    I don't see why not. DOS runs fine on modern machines. At some point he may have to switch to emulation, but IA32 emulators should be around for a very very long time.

    I think you could keep a DOS computer running for the rest of G R.R. Martin's natural life... I think I could keep one running for the rest of my natural life and I'm in my 30's. Hardware was a lot less complex and a bit more over-engineered than it is today. Computers weren't low cost commodity items back then.

    However, I dont think emulation is the right way to replace a dos computer, virtualisation is better. You can install DOS in a VMWare VM easily, whilst emulation like DOSBOX is very good, its still has some issues, a VM will get around most, if not all issues you have with dosbox.

    But I'd bet the reason G R.R. Martin has 2 computers with one elusively for writing is more about a habit than an OS. I think he wants his writing computer to be free of distractions and separate from his general use/entertainment computer.

  • by Zibodiz ( 2160038 ) on Thursday May 15, 2014 @12:35AM (#47006327)
    Aboslutely. The other thing that should be taken from this is that things need to change less. Change for improvement is one thing, but change for the sake of change is simply not worth the hassle. When XP support ended, this customer was panicked, and felt that she couldn't stay on XP any longer (thanks, CNN), but she is so averse to change that I knew Windows 7 would not be a good change. I set her up with Lubuntu, customized everything to look as close to XP as possible, and still had tons of greif to deal with. In the end, though, it was a very smooth transition; everything she did in XP was possible in Lubuntu, icons were in the same places, programs worked the same. She fussed -- a lot -- about the fact that some of the fonts weren't identical (which would have been worse in Wn 7), and that the desktop icons were slightly larger than in XP, but otherwise things went well.
    I definitely appreciate how projects like Lubuntu have given us the ability to 'hold back time', as it were, for folks who simply cannot handle change. And as a bonus, I successfully converted someone to Linux. Man, I prefer supporting Linux boxes over Windows. So much easier to fix.

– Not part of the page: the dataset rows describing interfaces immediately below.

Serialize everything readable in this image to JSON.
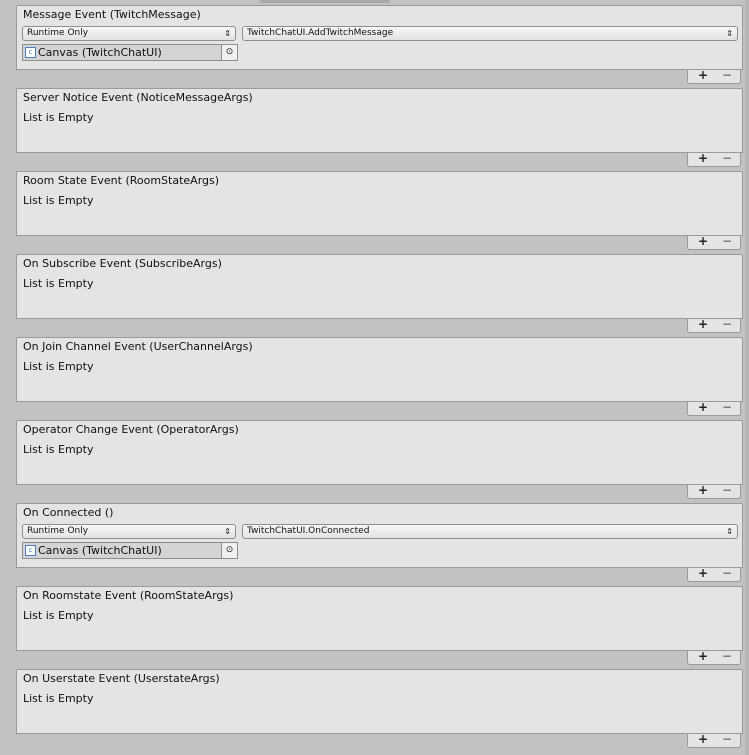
{
  "events": [
    {
      "title": "Message Event (TwitchMessage)",
      "listener": {
        "mode": "Runtime Only",
        "function": "TwitchChatUI.AddTwitchMessage",
        "target": "Canvas (TwitchChatUI)"
      }
    },
    {
      "title": "Server Notice Event (NoticeMessageArgs)",
      "empty": "List is Empty"
    },
    {
      "title": "Room State Event (RoomStateArgs)",
      "empty": "List is Empty"
    },
    {
      "title": "On Subscribe Event (SubscribeArgs)",
      "empty": "List is Empty"
    },
    {
      "title": "On Join Channel Event (UserChannelArgs)",
      "empty": "List is Empty"
    },
    {
      "title": "Operator Change Event (OperatorArgs)",
      "empty": "List is Empty"
    },
    {
      "title": "On Connected ()",
      "listener": {
        "mode": "Runtime Only",
        "function": "TwitchChatUI.OnConnected",
        "target": "Canvas (TwitchChatUI)"
      }
    },
    {
      "title": "On Roomstate Event (RoomStateArgs)",
      "empty": "List is Empty"
    },
    {
      "title": "On Userstate Event (UserstateArgs)",
      "empty": "List is Empty"
    }
  ],
  "footer": {
    "add_label": "+",
    "remove_label": "−"
  },
  "icons": {
    "dropdown_arrow": "updown-arrows-icon",
    "object_picker": "target-circle-icon",
    "object_type": "script-object-icon"
  }
}
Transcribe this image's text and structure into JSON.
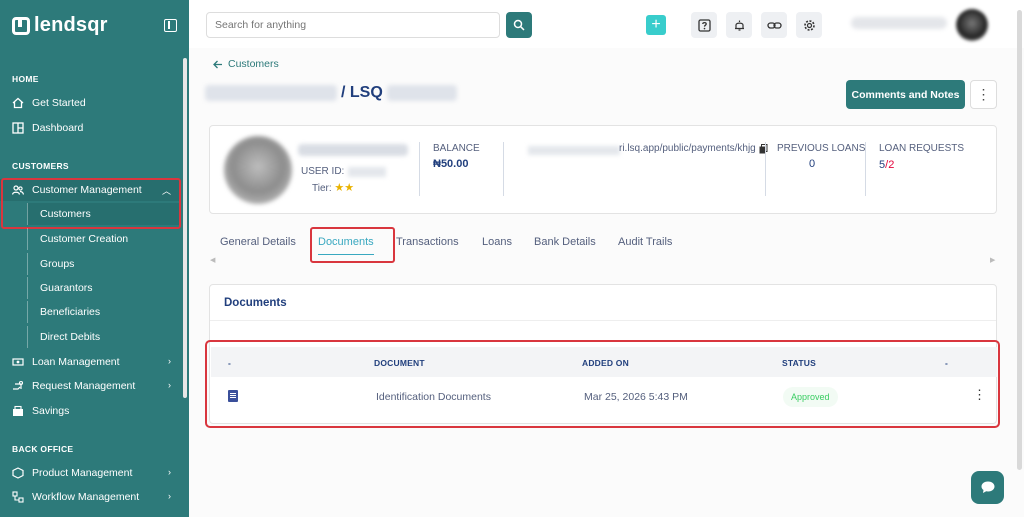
{
  "brand": {
    "name": "lendsqr"
  },
  "sidebar": {
    "sections": {
      "home": "HOME",
      "customers": "CUSTOMERS",
      "back_office": "BACK OFFICE"
    },
    "items": {
      "get_started": "Get Started",
      "dashboard": "Dashboard",
      "customer_management": "Customer Management",
      "customers": "Customers",
      "customer_creation": "Customer Creation",
      "groups": "Groups",
      "guarantors": "Guarantors",
      "beneficiaries": "Beneficiaries",
      "direct_debits": "Direct Debits",
      "loan_management": "Loan Management",
      "request_management": "Request Management",
      "savings": "Savings",
      "product_management": "Product Management",
      "workflow_management": "Workflow Management"
    }
  },
  "topbar": {
    "search_placeholder": "Search for anything",
    "add_label": "+"
  },
  "page": {
    "back_label": "Customers",
    "title_suffix": "/ LSQ",
    "comments_button": "Comments and Notes"
  },
  "customer": {
    "user_id_label": "USER ID:",
    "tier_label": "Tier:",
    "tier_stars": "★★",
    "balance_label": "BALANCE",
    "balance_value": "₦50.00",
    "payment_link": "ri.lsq.app/public/payments/khjg",
    "previous_loans_label": "PREVIOUS LOANS",
    "previous_loans_value": "0",
    "loan_requests_label": "LOAN REQUESTS",
    "loan_requests_value": "5",
    "loan_requests_slash": "/",
    "loan_requests_pending": "2"
  },
  "tabs": {
    "general": "General Details",
    "documents": "Documents",
    "transactions": "Transactions",
    "loans": "Loans",
    "bank": "Bank Details",
    "audit": "Audit Trails"
  },
  "documents": {
    "title": "Documents",
    "columns": [
      "-",
      "DOCUMENT",
      "ADDED ON",
      "STATUS",
      "-"
    ],
    "rows": [
      {
        "document": "Identification Documents",
        "added_on": "Mar 25, 2026 5:43 PM",
        "status": "Approved"
      }
    ]
  },
  "colors": {
    "sidebar": "#2d7a7a",
    "accent": "#39cdcc",
    "primary_text": "#213f7d",
    "highlight": "#d9363e",
    "approved": "#39cd62"
  }
}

"This is lemma 1.1. We start a new chapter so the numbers all go back to one." -- Prof. Seager, C&O 351